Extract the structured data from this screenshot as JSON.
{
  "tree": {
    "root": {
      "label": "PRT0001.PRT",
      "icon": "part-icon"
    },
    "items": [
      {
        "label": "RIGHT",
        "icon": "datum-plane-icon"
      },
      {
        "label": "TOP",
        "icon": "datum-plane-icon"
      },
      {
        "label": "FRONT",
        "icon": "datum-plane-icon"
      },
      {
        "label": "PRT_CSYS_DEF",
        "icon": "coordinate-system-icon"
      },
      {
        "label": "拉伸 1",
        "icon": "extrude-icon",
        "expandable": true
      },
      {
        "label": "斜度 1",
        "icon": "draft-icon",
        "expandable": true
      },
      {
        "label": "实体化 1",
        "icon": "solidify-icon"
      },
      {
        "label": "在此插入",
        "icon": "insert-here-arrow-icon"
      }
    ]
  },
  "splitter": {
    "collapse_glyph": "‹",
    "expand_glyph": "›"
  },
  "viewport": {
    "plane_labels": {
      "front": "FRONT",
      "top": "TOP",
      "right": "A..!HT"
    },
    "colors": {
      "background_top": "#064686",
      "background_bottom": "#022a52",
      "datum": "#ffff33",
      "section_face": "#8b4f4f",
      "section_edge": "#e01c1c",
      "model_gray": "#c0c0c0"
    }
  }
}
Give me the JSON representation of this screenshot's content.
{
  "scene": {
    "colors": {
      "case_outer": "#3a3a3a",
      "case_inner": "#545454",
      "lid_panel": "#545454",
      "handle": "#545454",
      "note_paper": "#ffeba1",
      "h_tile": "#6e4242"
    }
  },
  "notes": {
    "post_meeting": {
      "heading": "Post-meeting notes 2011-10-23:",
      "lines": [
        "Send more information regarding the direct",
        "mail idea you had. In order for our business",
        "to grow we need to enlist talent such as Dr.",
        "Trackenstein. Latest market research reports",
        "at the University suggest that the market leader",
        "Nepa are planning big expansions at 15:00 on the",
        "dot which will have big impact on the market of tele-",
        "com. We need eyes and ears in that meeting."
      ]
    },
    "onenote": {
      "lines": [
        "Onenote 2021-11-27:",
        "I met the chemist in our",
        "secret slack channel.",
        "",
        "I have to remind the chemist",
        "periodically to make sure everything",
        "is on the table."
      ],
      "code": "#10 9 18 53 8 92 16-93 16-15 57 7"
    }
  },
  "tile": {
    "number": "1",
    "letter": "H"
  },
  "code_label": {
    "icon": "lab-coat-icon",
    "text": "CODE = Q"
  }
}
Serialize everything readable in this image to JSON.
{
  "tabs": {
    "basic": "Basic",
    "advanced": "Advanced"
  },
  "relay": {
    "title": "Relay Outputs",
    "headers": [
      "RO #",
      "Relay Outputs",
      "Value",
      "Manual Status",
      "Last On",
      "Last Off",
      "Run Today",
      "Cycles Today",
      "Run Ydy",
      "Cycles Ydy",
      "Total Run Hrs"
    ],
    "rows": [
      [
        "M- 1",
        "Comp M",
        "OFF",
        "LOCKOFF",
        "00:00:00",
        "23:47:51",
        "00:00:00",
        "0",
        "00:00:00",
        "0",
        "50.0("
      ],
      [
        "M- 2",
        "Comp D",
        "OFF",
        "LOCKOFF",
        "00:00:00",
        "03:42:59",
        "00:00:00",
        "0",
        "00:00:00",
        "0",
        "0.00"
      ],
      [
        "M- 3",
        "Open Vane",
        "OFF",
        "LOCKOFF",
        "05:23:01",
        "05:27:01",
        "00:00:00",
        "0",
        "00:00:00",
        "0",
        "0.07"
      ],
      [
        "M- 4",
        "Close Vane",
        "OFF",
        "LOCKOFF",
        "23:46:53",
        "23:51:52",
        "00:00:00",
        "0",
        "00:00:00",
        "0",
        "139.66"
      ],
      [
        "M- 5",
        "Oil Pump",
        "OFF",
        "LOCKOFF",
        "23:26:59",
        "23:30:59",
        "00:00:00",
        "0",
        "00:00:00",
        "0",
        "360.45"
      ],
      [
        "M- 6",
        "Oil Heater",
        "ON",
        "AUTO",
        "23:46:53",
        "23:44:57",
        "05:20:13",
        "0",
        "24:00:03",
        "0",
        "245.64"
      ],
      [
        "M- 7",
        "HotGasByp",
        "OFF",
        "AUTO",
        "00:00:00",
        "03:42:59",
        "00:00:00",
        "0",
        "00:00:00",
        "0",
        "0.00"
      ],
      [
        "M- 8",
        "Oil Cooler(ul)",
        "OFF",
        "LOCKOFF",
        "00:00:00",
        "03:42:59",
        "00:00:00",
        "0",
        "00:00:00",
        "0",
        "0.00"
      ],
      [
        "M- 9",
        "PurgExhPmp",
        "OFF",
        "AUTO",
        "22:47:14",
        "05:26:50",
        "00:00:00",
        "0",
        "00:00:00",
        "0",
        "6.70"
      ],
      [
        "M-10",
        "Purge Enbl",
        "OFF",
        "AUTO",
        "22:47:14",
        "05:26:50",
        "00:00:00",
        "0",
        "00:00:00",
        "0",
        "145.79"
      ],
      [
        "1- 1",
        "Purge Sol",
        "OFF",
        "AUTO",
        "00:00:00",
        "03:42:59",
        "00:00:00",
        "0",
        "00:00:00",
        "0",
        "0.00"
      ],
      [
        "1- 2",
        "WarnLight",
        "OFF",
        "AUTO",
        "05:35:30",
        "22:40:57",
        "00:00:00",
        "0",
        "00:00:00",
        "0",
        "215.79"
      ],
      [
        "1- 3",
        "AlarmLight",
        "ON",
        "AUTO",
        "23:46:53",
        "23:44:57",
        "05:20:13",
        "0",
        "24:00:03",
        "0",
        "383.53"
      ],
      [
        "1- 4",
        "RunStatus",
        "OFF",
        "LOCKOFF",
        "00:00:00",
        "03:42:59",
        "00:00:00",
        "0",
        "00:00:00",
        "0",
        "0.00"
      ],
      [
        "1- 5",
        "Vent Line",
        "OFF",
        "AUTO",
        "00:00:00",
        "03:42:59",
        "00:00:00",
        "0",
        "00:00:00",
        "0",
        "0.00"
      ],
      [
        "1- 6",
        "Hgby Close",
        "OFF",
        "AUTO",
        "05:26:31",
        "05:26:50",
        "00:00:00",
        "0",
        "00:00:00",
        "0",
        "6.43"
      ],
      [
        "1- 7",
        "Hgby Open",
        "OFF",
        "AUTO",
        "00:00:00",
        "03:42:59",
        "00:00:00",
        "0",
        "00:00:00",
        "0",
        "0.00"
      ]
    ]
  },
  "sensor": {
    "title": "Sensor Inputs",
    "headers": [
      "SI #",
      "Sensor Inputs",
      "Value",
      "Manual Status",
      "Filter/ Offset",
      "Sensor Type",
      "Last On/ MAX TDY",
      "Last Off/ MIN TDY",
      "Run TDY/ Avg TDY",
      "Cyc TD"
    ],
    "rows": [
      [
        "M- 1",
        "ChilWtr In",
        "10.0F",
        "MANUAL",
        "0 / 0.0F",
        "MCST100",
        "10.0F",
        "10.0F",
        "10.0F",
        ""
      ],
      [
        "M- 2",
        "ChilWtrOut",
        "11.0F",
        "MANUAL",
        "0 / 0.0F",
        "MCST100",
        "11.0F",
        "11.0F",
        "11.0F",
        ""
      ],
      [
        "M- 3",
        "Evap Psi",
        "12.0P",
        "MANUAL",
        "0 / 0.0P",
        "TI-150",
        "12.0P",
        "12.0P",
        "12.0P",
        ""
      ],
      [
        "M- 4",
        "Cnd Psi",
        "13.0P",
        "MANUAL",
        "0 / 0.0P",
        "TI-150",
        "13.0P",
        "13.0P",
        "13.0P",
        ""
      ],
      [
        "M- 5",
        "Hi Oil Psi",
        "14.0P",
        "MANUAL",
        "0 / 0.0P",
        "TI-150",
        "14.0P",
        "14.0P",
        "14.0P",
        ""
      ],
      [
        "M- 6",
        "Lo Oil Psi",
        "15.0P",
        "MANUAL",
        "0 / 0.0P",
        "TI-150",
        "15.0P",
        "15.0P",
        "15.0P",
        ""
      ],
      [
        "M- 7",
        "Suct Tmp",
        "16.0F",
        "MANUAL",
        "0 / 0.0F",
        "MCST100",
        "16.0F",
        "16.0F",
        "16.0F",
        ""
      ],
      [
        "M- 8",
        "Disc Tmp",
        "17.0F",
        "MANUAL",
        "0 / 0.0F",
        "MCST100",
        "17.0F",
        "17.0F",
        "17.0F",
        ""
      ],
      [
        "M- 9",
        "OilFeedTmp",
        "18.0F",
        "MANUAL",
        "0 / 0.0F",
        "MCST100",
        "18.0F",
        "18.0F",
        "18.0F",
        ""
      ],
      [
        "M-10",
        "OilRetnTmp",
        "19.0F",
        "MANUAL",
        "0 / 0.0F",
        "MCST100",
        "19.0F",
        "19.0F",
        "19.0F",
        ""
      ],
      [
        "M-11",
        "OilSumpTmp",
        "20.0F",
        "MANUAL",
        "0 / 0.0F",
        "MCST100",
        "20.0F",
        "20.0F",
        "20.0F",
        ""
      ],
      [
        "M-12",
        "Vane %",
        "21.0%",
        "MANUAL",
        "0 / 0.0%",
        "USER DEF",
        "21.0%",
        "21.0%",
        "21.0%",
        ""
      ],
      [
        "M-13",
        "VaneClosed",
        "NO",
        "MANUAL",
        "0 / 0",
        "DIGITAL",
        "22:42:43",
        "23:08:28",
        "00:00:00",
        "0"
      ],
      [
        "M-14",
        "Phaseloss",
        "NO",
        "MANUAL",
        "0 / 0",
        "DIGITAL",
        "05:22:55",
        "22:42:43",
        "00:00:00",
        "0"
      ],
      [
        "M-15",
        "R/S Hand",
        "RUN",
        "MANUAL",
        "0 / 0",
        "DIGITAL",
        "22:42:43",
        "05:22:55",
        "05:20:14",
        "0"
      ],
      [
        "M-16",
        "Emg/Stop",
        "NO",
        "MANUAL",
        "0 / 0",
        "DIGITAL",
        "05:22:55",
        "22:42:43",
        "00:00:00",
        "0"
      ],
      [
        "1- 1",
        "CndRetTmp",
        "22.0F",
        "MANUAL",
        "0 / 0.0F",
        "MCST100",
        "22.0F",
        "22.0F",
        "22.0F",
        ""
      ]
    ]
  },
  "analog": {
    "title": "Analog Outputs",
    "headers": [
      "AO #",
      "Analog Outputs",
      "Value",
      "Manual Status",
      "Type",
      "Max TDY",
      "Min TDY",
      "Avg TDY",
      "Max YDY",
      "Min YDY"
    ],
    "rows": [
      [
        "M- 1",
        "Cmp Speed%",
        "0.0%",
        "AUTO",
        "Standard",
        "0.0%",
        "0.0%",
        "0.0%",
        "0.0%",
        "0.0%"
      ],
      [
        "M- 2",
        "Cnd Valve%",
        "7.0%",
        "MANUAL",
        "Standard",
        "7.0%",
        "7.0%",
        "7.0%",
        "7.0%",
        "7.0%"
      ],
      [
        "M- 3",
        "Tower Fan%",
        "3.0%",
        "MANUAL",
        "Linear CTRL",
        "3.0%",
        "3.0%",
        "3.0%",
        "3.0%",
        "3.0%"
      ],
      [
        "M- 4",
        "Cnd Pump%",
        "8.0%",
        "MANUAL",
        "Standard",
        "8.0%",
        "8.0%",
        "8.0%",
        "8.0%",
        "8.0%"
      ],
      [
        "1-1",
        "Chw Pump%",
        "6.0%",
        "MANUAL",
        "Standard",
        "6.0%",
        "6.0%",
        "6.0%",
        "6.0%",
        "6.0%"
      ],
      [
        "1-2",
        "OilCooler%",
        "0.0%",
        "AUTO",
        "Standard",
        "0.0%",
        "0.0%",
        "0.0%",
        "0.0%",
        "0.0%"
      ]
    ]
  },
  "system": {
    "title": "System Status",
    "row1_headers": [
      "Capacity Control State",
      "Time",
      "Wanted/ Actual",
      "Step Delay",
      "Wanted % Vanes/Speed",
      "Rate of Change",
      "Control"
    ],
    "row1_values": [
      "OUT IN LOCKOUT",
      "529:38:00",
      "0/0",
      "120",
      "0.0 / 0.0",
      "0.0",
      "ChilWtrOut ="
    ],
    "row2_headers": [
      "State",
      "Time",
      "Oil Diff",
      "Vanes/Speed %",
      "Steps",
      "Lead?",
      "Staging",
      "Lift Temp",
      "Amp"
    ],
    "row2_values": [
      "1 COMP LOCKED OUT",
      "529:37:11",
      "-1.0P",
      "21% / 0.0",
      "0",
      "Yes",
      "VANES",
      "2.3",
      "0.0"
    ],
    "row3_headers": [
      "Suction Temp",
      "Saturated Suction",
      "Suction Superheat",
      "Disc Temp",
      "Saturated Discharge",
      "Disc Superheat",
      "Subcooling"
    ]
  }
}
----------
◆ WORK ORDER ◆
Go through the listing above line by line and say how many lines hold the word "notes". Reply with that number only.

◆ RESPONSE TO THIS EXERCISE ◆
2